Segment Start: EXTRACTED DATA
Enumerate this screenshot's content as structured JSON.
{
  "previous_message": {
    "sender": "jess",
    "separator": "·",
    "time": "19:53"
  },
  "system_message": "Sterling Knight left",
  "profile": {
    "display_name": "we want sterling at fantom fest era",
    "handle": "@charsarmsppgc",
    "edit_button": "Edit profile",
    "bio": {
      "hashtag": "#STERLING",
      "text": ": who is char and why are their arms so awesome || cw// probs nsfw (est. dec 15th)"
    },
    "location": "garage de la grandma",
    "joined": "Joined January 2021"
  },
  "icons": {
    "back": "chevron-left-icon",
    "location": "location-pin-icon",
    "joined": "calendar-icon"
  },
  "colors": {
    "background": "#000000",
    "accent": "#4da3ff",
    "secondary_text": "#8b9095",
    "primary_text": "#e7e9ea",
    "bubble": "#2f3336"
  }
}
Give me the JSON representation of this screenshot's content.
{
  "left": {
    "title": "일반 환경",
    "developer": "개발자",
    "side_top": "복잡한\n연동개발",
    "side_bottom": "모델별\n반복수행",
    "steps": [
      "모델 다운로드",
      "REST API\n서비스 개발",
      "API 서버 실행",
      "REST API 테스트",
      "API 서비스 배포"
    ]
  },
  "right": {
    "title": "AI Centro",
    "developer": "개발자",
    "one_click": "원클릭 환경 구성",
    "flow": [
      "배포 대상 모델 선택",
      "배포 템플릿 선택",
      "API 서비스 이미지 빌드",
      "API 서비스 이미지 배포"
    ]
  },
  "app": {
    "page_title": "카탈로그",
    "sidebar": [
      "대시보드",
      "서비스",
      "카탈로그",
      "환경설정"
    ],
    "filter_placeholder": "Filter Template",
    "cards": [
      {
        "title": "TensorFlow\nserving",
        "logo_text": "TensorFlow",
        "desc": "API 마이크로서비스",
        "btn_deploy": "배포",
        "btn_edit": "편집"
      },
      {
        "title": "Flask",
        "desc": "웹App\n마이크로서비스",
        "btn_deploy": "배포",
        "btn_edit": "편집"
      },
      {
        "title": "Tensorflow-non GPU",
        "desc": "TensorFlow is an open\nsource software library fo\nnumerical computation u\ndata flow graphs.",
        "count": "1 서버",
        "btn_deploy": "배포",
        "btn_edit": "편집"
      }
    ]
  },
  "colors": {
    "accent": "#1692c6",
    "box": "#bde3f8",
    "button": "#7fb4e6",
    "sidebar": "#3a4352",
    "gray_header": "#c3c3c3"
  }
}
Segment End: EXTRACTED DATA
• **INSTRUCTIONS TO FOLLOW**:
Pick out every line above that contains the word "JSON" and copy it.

• **RESPONSE TO THIS EXERCISE**:
Enumerate this screenshot's content as structured JSON.
Give me the JSON representation of this screenshot's content.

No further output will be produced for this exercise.